**WHAT IS REQUIRED:**
The number of lines with the string "excerpt" in the listing below is all that should be reported.

**THE DATA:**

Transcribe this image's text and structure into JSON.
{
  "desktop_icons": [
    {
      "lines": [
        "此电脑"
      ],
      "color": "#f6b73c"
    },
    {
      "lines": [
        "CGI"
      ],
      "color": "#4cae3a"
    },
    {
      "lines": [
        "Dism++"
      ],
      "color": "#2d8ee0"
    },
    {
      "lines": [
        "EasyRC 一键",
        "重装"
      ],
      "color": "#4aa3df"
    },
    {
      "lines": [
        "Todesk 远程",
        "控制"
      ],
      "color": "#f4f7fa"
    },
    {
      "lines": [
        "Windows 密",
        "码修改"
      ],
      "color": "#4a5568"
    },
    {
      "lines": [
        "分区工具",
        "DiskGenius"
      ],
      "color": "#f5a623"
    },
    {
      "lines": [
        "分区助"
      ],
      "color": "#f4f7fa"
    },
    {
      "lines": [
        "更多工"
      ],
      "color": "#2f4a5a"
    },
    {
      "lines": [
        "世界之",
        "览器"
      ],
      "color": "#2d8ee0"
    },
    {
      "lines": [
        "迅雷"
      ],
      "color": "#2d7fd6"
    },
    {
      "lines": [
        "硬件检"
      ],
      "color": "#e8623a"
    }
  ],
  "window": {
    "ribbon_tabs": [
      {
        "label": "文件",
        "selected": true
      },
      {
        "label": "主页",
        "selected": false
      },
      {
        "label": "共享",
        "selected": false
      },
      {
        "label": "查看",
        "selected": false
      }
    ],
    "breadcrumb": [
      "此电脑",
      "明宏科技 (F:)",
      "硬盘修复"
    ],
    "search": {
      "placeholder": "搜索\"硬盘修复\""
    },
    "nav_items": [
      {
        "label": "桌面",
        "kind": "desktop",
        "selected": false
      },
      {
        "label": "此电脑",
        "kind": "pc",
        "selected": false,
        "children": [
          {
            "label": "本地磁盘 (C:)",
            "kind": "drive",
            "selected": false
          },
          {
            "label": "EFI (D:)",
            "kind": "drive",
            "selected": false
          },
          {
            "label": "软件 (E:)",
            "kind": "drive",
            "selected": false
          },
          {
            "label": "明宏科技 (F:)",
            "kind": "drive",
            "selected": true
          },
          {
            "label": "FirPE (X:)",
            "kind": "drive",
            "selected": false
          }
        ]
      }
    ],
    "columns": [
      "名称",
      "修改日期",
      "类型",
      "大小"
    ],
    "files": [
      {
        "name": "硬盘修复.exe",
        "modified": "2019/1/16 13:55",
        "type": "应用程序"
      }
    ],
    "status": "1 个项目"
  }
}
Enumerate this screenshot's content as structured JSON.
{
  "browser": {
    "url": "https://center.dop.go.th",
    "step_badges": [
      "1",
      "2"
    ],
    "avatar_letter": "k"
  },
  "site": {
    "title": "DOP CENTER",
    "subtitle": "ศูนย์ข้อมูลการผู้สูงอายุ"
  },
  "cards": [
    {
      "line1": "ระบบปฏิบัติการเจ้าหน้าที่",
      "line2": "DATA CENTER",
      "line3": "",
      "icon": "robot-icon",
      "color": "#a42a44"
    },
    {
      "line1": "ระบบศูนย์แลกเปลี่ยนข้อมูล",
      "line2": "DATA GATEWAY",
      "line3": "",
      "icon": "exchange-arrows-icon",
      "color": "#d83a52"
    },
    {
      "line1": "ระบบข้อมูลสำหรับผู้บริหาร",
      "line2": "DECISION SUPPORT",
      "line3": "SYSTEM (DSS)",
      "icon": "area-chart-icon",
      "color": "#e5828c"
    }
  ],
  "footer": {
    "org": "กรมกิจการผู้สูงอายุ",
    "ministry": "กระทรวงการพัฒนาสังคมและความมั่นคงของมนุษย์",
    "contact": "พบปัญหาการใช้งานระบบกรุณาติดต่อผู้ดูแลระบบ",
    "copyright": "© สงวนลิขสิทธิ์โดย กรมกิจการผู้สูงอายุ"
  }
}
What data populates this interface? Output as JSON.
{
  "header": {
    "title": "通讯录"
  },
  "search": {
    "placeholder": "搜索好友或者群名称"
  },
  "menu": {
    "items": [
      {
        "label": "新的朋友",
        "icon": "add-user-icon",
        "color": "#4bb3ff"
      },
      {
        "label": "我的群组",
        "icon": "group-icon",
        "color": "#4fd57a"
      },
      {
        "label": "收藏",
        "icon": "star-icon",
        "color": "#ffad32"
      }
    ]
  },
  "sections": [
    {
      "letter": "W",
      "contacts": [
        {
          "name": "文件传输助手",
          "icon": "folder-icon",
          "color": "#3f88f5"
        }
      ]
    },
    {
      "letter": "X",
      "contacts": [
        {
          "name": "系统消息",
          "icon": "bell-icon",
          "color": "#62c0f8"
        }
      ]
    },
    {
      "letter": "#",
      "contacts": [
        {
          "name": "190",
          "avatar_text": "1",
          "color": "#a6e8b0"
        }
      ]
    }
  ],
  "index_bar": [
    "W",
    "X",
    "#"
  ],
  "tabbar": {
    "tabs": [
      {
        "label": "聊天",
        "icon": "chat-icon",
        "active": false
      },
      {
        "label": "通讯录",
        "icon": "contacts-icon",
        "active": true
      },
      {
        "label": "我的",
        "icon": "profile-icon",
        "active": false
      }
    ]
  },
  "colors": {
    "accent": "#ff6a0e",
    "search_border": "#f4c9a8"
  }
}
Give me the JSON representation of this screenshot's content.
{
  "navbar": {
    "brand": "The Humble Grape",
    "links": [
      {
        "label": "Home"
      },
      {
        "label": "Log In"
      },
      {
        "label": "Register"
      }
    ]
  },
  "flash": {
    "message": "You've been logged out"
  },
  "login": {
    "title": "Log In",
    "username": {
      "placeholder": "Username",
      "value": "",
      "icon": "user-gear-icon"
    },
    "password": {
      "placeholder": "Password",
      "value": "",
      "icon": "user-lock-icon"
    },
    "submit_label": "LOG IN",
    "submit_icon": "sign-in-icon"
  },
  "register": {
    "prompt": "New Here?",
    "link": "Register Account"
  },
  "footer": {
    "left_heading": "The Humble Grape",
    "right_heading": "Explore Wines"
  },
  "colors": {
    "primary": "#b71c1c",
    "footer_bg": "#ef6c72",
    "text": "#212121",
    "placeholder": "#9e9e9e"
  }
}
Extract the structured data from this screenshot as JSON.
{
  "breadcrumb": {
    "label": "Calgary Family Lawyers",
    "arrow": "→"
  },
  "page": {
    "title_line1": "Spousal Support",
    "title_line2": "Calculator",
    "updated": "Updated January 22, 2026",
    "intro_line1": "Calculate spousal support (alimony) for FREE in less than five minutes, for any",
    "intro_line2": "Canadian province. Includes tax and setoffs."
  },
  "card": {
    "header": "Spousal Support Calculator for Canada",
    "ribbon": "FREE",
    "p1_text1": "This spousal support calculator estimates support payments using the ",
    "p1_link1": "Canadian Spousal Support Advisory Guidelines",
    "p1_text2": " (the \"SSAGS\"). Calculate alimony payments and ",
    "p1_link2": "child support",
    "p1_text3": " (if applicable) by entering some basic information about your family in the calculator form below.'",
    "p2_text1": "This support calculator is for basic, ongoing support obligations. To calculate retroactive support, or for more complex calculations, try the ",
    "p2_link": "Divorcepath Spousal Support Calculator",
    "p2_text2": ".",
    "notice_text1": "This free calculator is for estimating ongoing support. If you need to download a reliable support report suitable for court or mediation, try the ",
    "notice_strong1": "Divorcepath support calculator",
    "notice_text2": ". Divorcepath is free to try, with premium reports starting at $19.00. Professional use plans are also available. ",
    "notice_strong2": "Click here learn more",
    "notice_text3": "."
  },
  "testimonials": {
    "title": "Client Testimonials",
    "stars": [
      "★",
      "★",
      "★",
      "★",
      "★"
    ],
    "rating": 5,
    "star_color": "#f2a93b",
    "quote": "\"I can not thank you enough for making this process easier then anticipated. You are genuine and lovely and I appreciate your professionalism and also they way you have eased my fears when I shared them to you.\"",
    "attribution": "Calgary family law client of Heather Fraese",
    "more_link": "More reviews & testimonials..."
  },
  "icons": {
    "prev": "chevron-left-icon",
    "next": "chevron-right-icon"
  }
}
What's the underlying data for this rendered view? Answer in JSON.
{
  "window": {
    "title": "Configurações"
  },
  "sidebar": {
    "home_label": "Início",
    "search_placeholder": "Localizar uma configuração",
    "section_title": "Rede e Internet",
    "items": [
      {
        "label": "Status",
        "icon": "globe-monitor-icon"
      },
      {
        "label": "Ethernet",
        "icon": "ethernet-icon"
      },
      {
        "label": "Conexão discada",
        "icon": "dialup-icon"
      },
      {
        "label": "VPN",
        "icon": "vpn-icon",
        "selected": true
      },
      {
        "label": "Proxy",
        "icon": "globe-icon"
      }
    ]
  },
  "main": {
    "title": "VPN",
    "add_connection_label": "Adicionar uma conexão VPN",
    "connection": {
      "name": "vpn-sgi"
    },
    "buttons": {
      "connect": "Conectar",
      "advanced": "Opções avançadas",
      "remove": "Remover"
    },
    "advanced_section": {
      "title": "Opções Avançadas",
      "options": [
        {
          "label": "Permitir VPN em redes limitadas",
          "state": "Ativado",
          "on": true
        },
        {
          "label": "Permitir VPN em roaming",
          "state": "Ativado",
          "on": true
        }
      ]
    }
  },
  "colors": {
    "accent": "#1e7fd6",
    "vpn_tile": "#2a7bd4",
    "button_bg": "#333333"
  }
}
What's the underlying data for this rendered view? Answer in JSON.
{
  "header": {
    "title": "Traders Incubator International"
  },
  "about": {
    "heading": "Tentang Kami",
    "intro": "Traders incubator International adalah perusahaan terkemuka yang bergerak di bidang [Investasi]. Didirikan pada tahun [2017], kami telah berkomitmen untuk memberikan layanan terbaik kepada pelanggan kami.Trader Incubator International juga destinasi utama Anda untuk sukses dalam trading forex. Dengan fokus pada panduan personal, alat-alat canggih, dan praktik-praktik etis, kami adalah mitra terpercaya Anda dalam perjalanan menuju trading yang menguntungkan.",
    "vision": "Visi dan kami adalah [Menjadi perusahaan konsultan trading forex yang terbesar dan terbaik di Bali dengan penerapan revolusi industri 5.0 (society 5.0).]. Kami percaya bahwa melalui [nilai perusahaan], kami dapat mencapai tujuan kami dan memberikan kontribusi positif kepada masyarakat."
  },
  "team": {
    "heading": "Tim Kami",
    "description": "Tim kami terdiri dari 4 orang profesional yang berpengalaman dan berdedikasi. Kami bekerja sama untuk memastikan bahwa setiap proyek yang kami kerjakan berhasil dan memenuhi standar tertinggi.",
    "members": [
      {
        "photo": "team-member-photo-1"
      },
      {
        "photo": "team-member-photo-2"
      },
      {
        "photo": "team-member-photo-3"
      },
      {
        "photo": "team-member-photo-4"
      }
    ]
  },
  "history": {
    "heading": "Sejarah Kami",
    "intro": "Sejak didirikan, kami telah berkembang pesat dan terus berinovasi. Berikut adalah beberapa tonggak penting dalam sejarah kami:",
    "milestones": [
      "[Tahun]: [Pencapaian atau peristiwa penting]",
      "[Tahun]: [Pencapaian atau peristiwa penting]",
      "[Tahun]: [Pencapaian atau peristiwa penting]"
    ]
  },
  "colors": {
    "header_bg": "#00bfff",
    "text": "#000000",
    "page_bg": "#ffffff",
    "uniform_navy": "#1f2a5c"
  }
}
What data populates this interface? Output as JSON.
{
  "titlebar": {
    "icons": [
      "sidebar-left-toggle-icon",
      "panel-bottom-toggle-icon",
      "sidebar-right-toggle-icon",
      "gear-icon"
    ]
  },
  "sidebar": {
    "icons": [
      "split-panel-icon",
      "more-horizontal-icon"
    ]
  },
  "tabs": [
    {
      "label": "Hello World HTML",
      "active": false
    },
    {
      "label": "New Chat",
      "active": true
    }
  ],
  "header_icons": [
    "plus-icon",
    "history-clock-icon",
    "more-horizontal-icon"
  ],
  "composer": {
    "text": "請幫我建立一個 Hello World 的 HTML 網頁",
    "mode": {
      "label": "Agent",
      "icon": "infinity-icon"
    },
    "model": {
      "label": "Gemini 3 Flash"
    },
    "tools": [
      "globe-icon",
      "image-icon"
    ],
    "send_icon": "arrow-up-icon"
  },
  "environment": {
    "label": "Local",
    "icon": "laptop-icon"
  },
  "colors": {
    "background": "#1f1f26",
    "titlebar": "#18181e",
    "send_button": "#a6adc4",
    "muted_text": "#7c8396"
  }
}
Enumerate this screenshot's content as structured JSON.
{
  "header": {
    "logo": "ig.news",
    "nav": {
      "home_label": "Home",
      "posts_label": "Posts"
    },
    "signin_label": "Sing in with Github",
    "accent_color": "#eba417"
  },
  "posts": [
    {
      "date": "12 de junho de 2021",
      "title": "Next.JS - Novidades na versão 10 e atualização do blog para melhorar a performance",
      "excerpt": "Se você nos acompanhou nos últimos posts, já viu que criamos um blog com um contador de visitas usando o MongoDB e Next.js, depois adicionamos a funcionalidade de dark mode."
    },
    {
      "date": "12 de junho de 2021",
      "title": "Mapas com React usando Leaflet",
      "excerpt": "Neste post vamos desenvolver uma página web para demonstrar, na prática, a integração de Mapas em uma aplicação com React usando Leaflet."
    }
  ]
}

**RESPONSE:**
2